“We should have the UK plugged into the SIS. That’s very important, but it has not happened yet. The Home Office says they want to be in. I was in London last week. They push and push. On counter-terrorism, the UK is one of the countries supporting us the most. They’re very, very committed and they have excellent information.”

A Foreign Office spokeswoman said the UK authorities believed “more than 500 UK-linked individuals have now travelled to Syria and Iraq since the uprising began. Obviously, it’s very difficult to give precise numbers on this.”

De Kerchove said he had asked Theresa May, the home secretary, and had not received precise figures. Nor was it clear how many had returned from Syria or Iraq to Britain.

According to the French authorities, the number of native jihadis in Syria and Iraq has soared from 555 to 932 this year. Of those, 118 have returned to France. According to experts consulted by European officials involved in the effort, an estimated one in nine of those returning represents a terrorist threat.

Officials point to the killing of four people at Brussels’s Jewish Museum in May as a portent of things to come and of the mishaps afflicting the Schengen system. The suspect awaiting trial in Belgium, Mehdi Nemmouche, 29, a French national of Algerian heritage, had spent a year in Syria. He flew from Turkey to Frankfurt in Germany.


German customs officers identified him from the SIS system and alerted the French. He was allowed to travel further and allegedly came to Brussels where he is suspected of opening automatic machine-gun fire on the museum before being arrested later in Marseille.

The number of EU nationals fighting in Syria is put at 3-4,000. The senior official said that in post-9/11 Afghanistan there were an estimated 100 Europeans fighting with al-Qaida and the Taliban and that presented a big problem then.

Two Dutch nationals of Turkish origin were also arrested by the Belgians last month on their return from the Middle East, with Dutch television reporting at the weekend that they were plotting an attack on the headquarters of the European commission in Brussels.

The officials said there was no evidence to support this.

On Thursday the mayor of Brussels, Yvan Mayeur, said the threat of returning jihadis “is not virtual for us, it is concrete, it is real”.

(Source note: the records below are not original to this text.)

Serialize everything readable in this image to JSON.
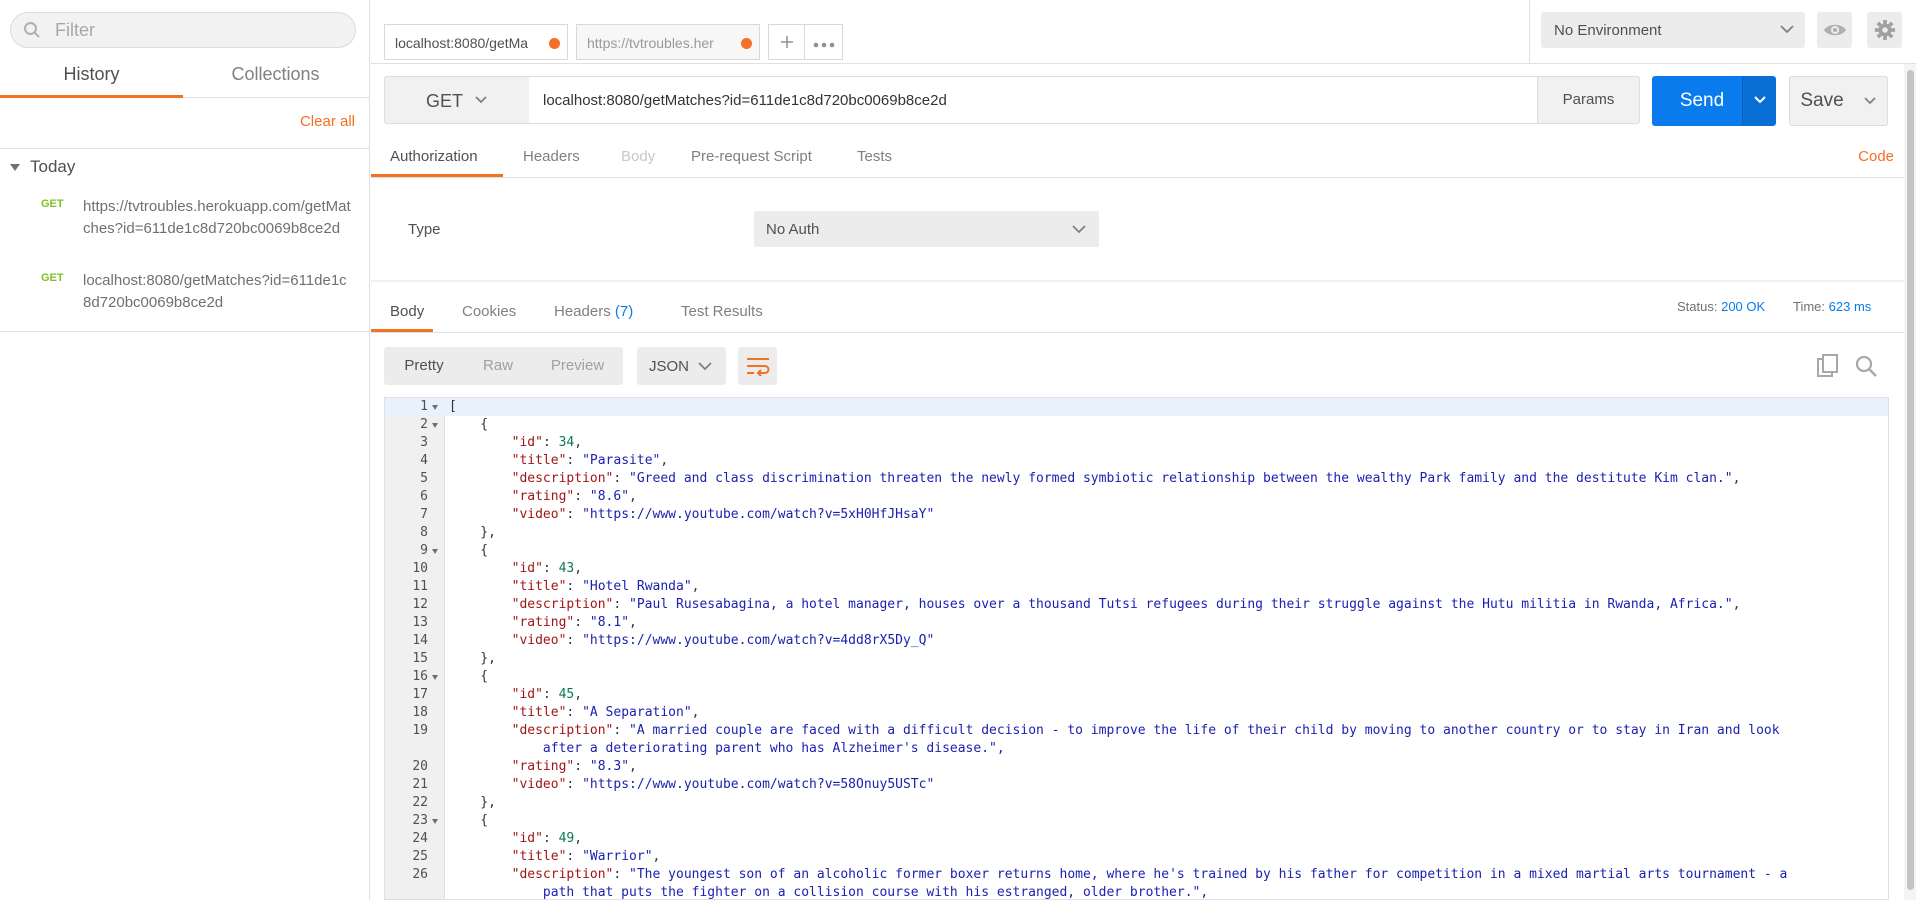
{
  "sidebar": {
    "filter_placeholder": "Filter",
    "tabs": [
      {
        "label": "History",
        "active": true
      },
      {
        "label": "Collections",
        "active": false
      }
    ],
    "clear_all": "Clear all",
    "group_label": "Today",
    "history": [
      {
        "method": "GET",
        "url": "https://tvtroubles.herokuapp.com/getMatches?id=611de1c8d720bc0069b8ce2d"
      },
      {
        "method": "GET",
        "url": "localhost:8080/getMatches?id=611de1c8d720bc0069b8ce2d"
      }
    ]
  },
  "tabs": [
    {
      "label": "localhost:8080/getMa",
      "unsaved": true,
      "active": true
    },
    {
      "label": "https://tvtroubles.her",
      "unsaved": true,
      "active": false
    }
  ],
  "environment": {
    "selected": "No Environment"
  },
  "request": {
    "method": "GET",
    "url": "localhost:8080/getMatches?id=611de1c8d720bc0069b8ce2d",
    "params_label": "Params",
    "send_label": "Send",
    "save_label": "Save"
  },
  "request_tabs": [
    {
      "label": "Authorization",
      "state": "active"
    },
    {
      "label": "Headers",
      "state": "normal"
    },
    {
      "label": "Body",
      "state": "disabled"
    },
    {
      "label": "Pre-request Script",
      "state": "normal"
    },
    {
      "label": "Tests",
      "state": "normal"
    }
  ],
  "code_link": "Code",
  "auth": {
    "type_label": "Type",
    "selected": "No Auth"
  },
  "response": {
    "tabs": [
      {
        "label": "Body",
        "count": ""
      },
      {
        "label": "Cookies",
        "count": ""
      },
      {
        "label": "Headers",
        "count": "(7)"
      },
      {
        "label": "Test Results",
        "count": ""
      }
    ],
    "status_label": "Status:",
    "status_value": "200 OK",
    "time_label": "Time:",
    "time_value": "623 ms",
    "view_modes": [
      "Pretty",
      "Raw",
      "Preview"
    ],
    "active_view": "Pretty",
    "format": "JSON"
  },
  "body_lines": [
    {
      "n": "1",
      "fold": true,
      "text": "["
    },
    {
      "n": "2",
      "fold": true,
      "text": "    {"
    },
    {
      "n": "3",
      "text": "        \"id\": 34,"
    },
    {
      "n": "4",
      "text": "        \"title\": \"Parasite\","
    },
    {
      "n": "5",
      "text": "        \"description\": \"Greed and class discrimination threaten the newly formed symbiotic relationship between the wealthy Park family and the destitute Kim clan.\","
    },
    {
      "n": "6",
      "text": "        \"rating\": \"8.6\","
    },
    {
      "n": "7",
      "text": "        \"video\": \"https://www.youtube.com/watch?v=5xH0HfJHsaY\""
    },
    {
      "n": "8",
      "text": "    },"
    },
    {
      "n": "9",
      "fold": true,
      "text": "    {"
    },
    {
      "n": "10",
      "text": "        \"id\": 43,"
    },
    {
      "n": "11",
      "text": "        \"title\": \"Hotel Rwanda\","
    },
    {
      "n": "12",
      "text": "        \"description\": \"Paul Rusesabagina, a hotel manager, houses over a thousand Tutsi refugees during their struggle against the Hutu militia in Rwanda, Africa.\","
    },
    {
      "n": "13",
      "text": "        \"rating\": \"8.1\","
    },
    {
      "n": "14",
      "text": "        \"video\": \"https://www.youtube.com/watch?v=4dd8rX5Dy_Q\""
    },
    {
      "n": "15",
      "text": "    },"
    },
    {
      "n": "16",
      "fold": true,
      "text": "    {"
    },
    {
      "n": "17",
      "text": "        \"id\": 45,"
    },
    {
      "n": "18",
      "text": "        \"title\": \"A Separation\","
    },
    {
      "n": "19",
      "text": "        \"description\": \"A married couple are faced with a difficult decision - to improve the life of their child by moving to another country or to stay in Iran and look"
    },
    {
      "n": "",
      "text": "            after a deteriorating parent who has Alzheimer's disease.\","
    },
    {
      "n": "20",
      "text": "        \"rating\": \"8.3\","
    },
    {
      "n": "21",
      "text": "        \"video\": \"https://www.youtube.com/watch?v=58Onuy5USTc\""
    },
    {
      "n": "22",
      "text": "    },"
    },
    {
      "n": "23",
      "fold": true,
      "text": "    {"
    },
    {
      "n": "24",
      "text": "        \"id\": 49,"
    },
    {
      "n": "25",
      "text": "        \"title\": \"Warrior\","
    },
    {
      "n": "26",
      "text": "        \"description\": \"The youngest son of an alcoholic former boxer returns home, where he's trained by his father for competition in a mixed martial arts tournament - a"
    },
    {
      "n": "",
      "text": "            path that puts the fighter on a collision course with his estranged, older brother.\","
    }
  ],
  "colors": {
    "accent": "#f47023",
    "primary": "#097bed",
    "method_get": "#7ec228"
  }
}
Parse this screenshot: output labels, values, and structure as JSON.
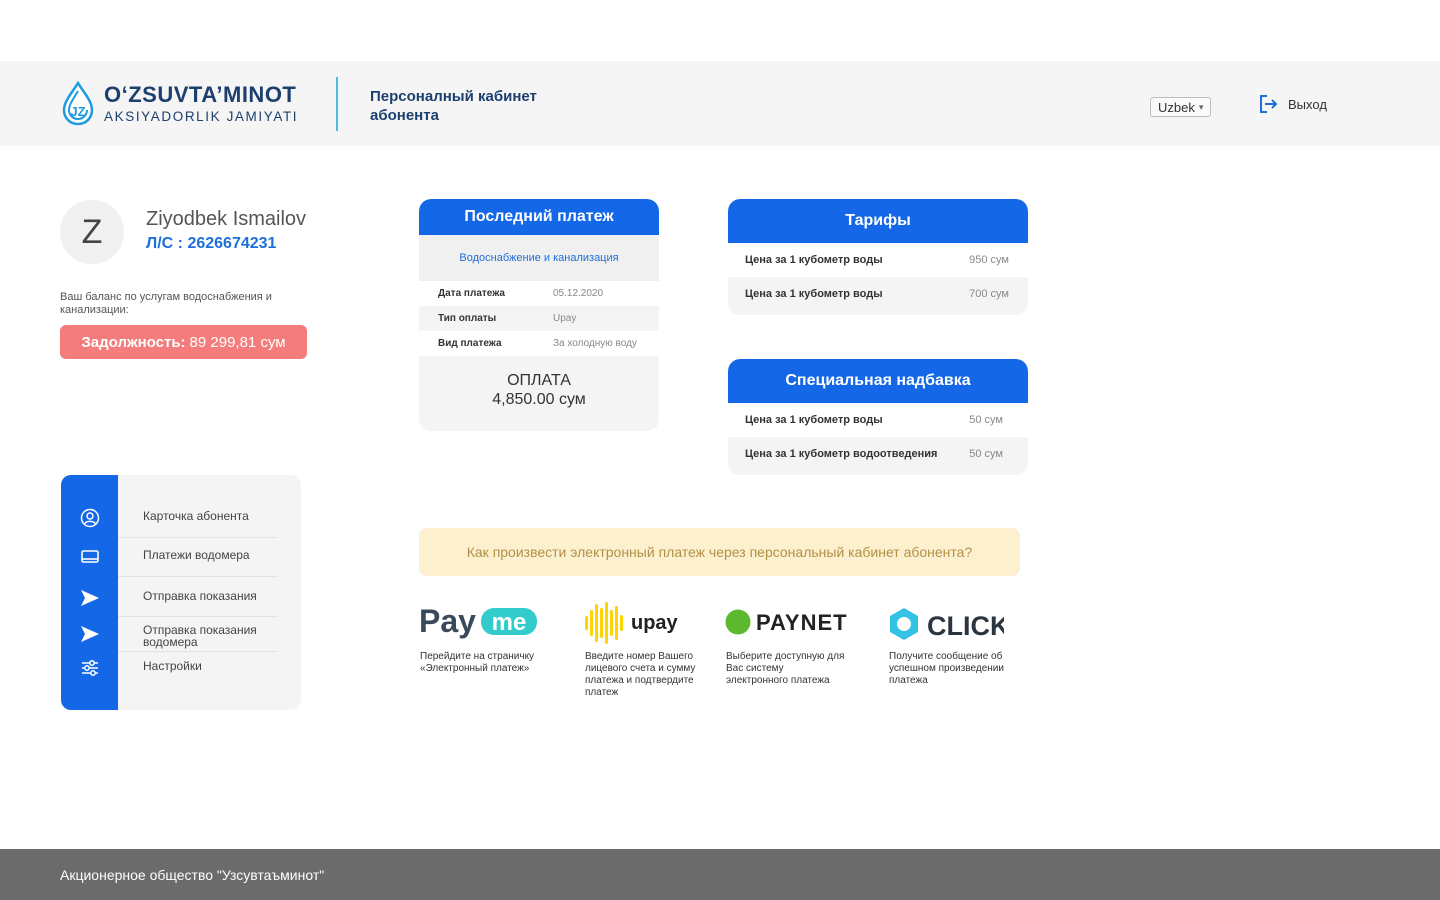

He said he was examining 14 files on the issue of suspected extremists from Belgium, which is believed to have the highest per capita rate in the EU of fighters in Syria.